Late Career

Immediately after World War 2, Murrow had several different job offers from academia to government. He eventually decided to stay at CBS as Vice President of CBS, Director of News and Public Affairs. This was in 1946, but by 1947, he discovered that pushing a pencil was not for him so he went back to what he

From 1947 until 1961, Murrow worked as a news man. In addition to See It Now and This I Believe, he was a news analyst for CBS News, Person to Person, CBS Reports, Small World, and more. As with everything else in the world, nothing stays the same.

Murrow had his ideas about how the news should run. It should be free from influence, from the network or sponsors, and you must always, always tell the truth. CBS corporate and sponsors chaffed at Murrow’s independence. He had no qualms about criticizing sponsors or his industry. As the television industry grew, the news divisions gave way to entertainment.

The entertainment side of the business brought in the most revenue and decisions were increasingly made based on the programming that brought in the most money. As a result, the budget for news shows shrank.
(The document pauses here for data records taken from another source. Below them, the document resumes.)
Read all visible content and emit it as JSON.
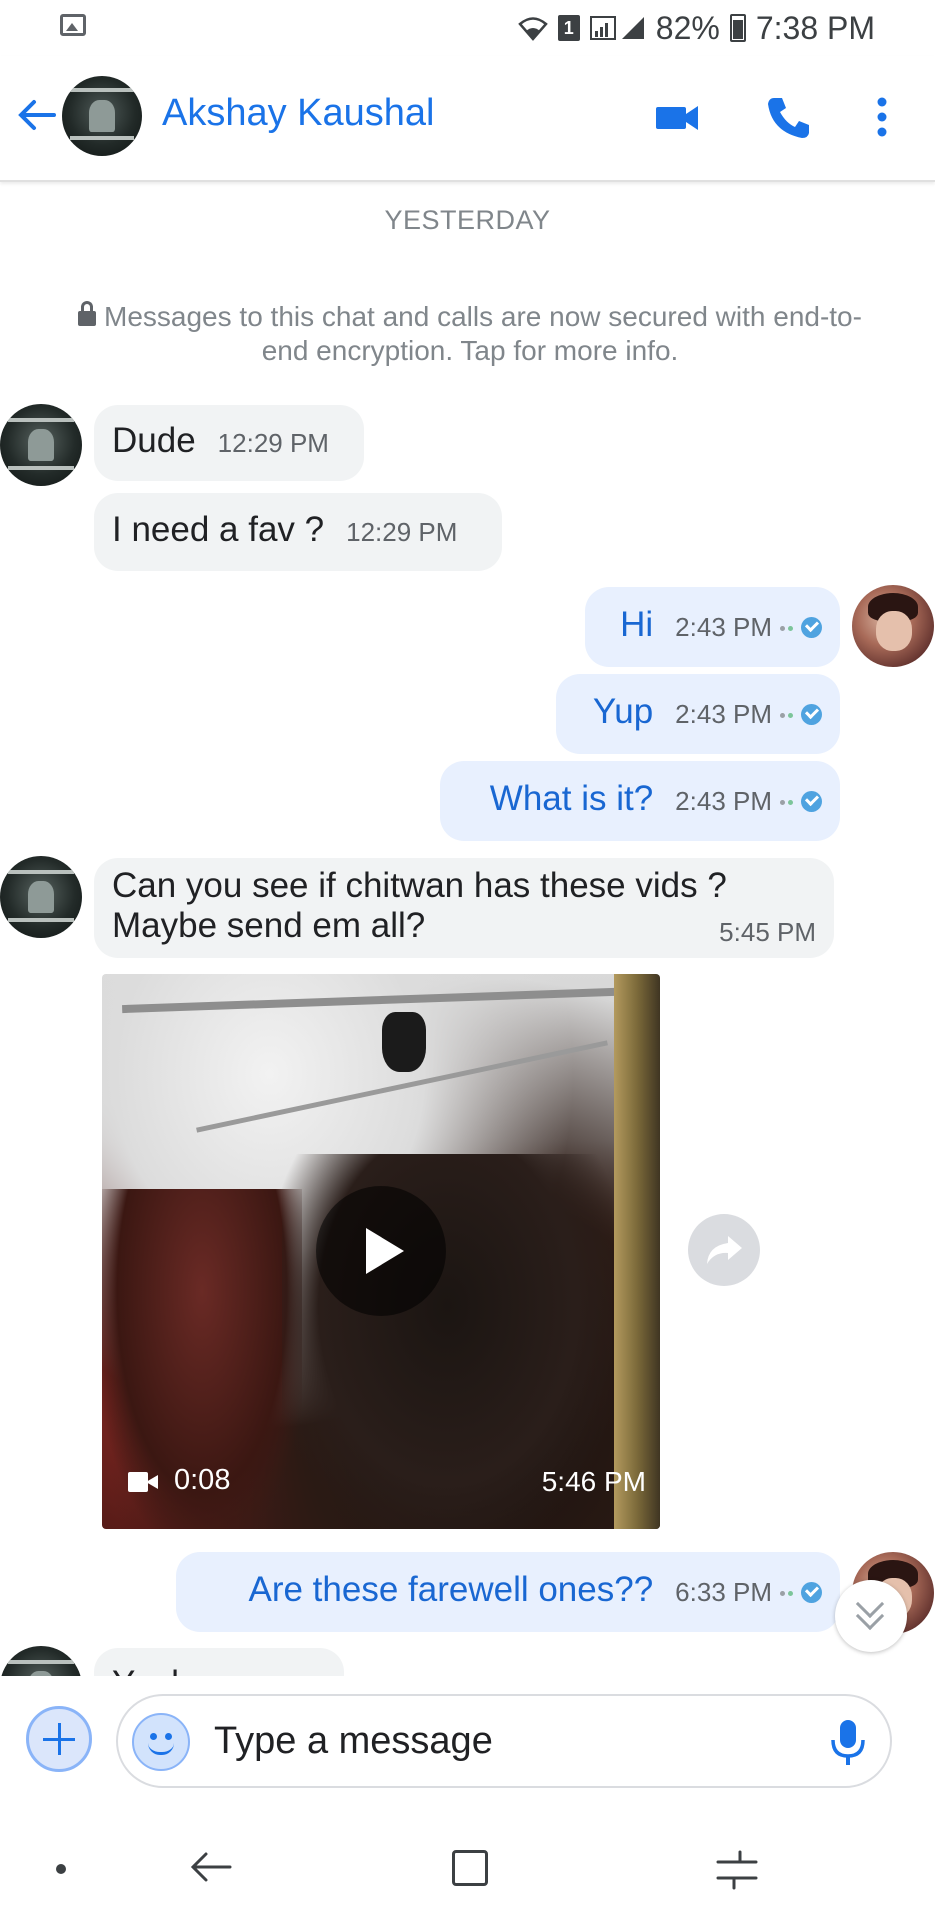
{
  "status_bar": {
    "sim_slot": "1",
    "battery": "82%",
    "time": "7:38 PM"
  },
  "header": {
    "contact_name": "Akshay Kaushal",
    "icons": [
      "back-arrow-icon",
      "video-call-icon",
      "phone-call-icon",
      "more-vert-icon"
    ]
  },
  "conversation": {
    "date_label": "YESTERDAY",
    "encryption_notice": "Messages to this chat and calls are now secured with end-to-end encryption. Tap for more info.",
    "messages": [
      {
        "from": "them",
        "text": "Dude",
        "time": "12:29 PM"
      },
      {
        "from": "them",
        "text": "I need a fav ?",
        "time": "12:29 PM"
      },
      {
        "from": "me",
        "text": "Hi",
        "time": "2:43 PM"
      },
      {
        "from": "me",
        "text": "Yup",
        "time": "2:43 PM"
      },
      {
        "from": "me",
        "text": "What is it?",
        "time": "2:43 PM"
      },
      {
        "from": "them",
        "text_line1": "Can you see if chitwan has these vids ?",
        "text_line2": "Maybe send em all?",
        "time": "5:45 PM"
      },
      {
        "from": "them",
        "type": "video",
        "duration": "0:08",
        "time": "5:46 PM"
      },
      {
        "from": "me",
        "text": "Are these farewell ones??",
        "time": "6:33 PM"
      },
      {
        "from": "them",
        "text": "Yeah"
      }
    ]
  },
  "composer": {
    "placeholder": "Type a message"
  },
  "colors": {
    "accent": "#1a73e8",
    "outgoing_bubble": "#e8f0fe",
    "incoming_bubble": "#f1f3f4"
  }
}
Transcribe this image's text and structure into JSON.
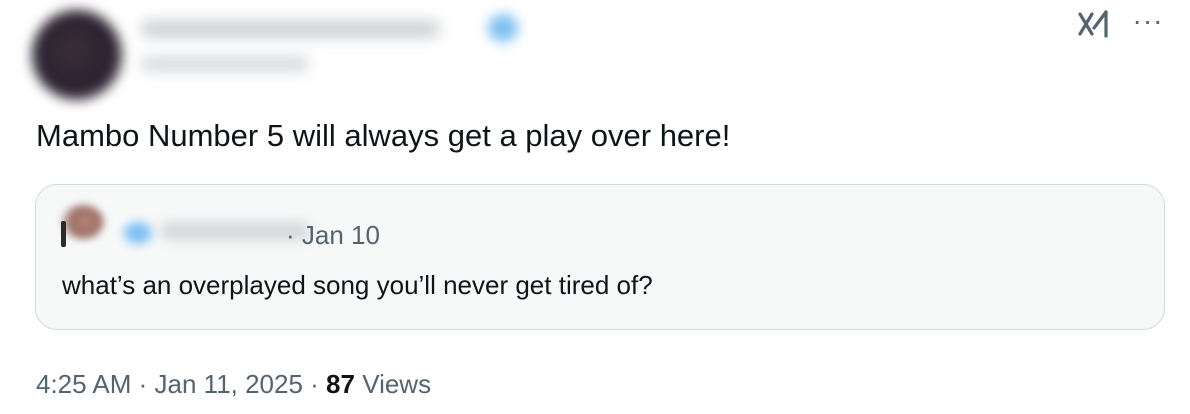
{
  "tweet": {
    "text": "Mambo Number 5 will always get a play over here!",
    "more_menu": "···",
    "quote": {
      "date": "· Jan 10",
      "text": "what’s an overplayed song you’ll never get tired of?"
    },
    "meta": {
      "time": "4:25 AM",
      "separator1": " · ",
      "date": "Jan 11, 2025",
      "separator2": " · ",
      "views_count": "87",
      "views_label": " Views"
    }
  },
  "icons": {
    "grok": "grok-icon",
    "more": "more-icon"
  },
  "colors": {
    "text_primary": "#0f1419",
    "text_secondary": "#536471",
    "border": "#cfd9de",
    "quote_background": "#f7f9f9",
    "verified_blue": "#1d9bf0"
  }
}
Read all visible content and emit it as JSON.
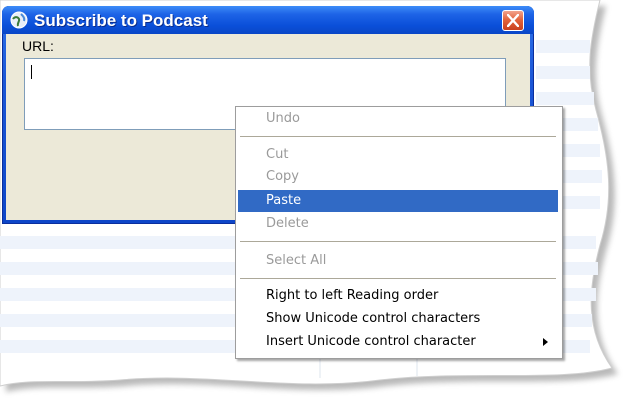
{
  "dialog": {
    "title": "Subscribe to Podcast",
    "url_label": "URL:",
    "url_value": ""
  },
  "context_menu": {
    "items": [
      {
        "label": "Undo",
        "enabled": false
      },
      {
        "label": "Cut",
        "enabled": false
      },
      {
        "label": "Copy",
        "enabled": false
      },
      {
        "label": "Paste",
        "enabled": true,
        "selected": true
      },
      {
        "label": "Delete",
        "enabled": false
      },
      {
        "label": "Select All",
        "enabled": false
      },
      {
        "label": "Right to left Reading order",
        "enabled": true
      },
      {
        "label": "Show Unicode control characters",
        "enabled": true
      },
      {
        "label": "Insert Unicode control character",
        "enabled": true,
        "submenu": true
      }
    ]
  },
  "colors": {
    "titlebar": "#0a4fd9",
    "menu_highlight": "#316ac5",
    "dialog_face": "#ece9d8",
    "close_button": "#e3643c"
  },
  "icons": {
    "title": "podcast-globe-icon",
    "close": "close-icon",
    "submenu": "chevron-right-icon"
  }
}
In addition, Murrow had his disagreements with other people at CBS. During the CBS quiz show scandal in the 1950s, Frank Stanton, president of CBS, compared the situation where CBS was feeding answers to contestants to the way Murrow and his team prepared for Person to Person. Stanton implied that Murrow was being dishonest in his reports. Understandably, Murrow was insulted and protested.

Murrow was reluctant to take on sponsors for many reasons, but the main reason is the possible influence sponsors might bring to bear. He believed that it was necessary to tell the truth without anyone trying to censor him. For example, when See It Now aired the Radulovich show, CBS was reluctant to air the show because ALCOA was the sponsor and ALCOA sold a lot of metal to the Air Force and Murrow was criticizing the Air Force.

As a result of his uncompromising ethics and because the news landscape was changing, Murrow saw his shows cancelled one-by-one. The final blow was his speech at the Radio and Television News Directors Association (RTNDA) where he severely criticized those in his own profession. He called them complacent and accused them of using television to delude the masses. While it was OK to criticize those outside the industry, it was not OK to criticize those inside the industry.

In 1961, Murrow made the difficult decision to leave the industry handing the baton to Walter Cronkite.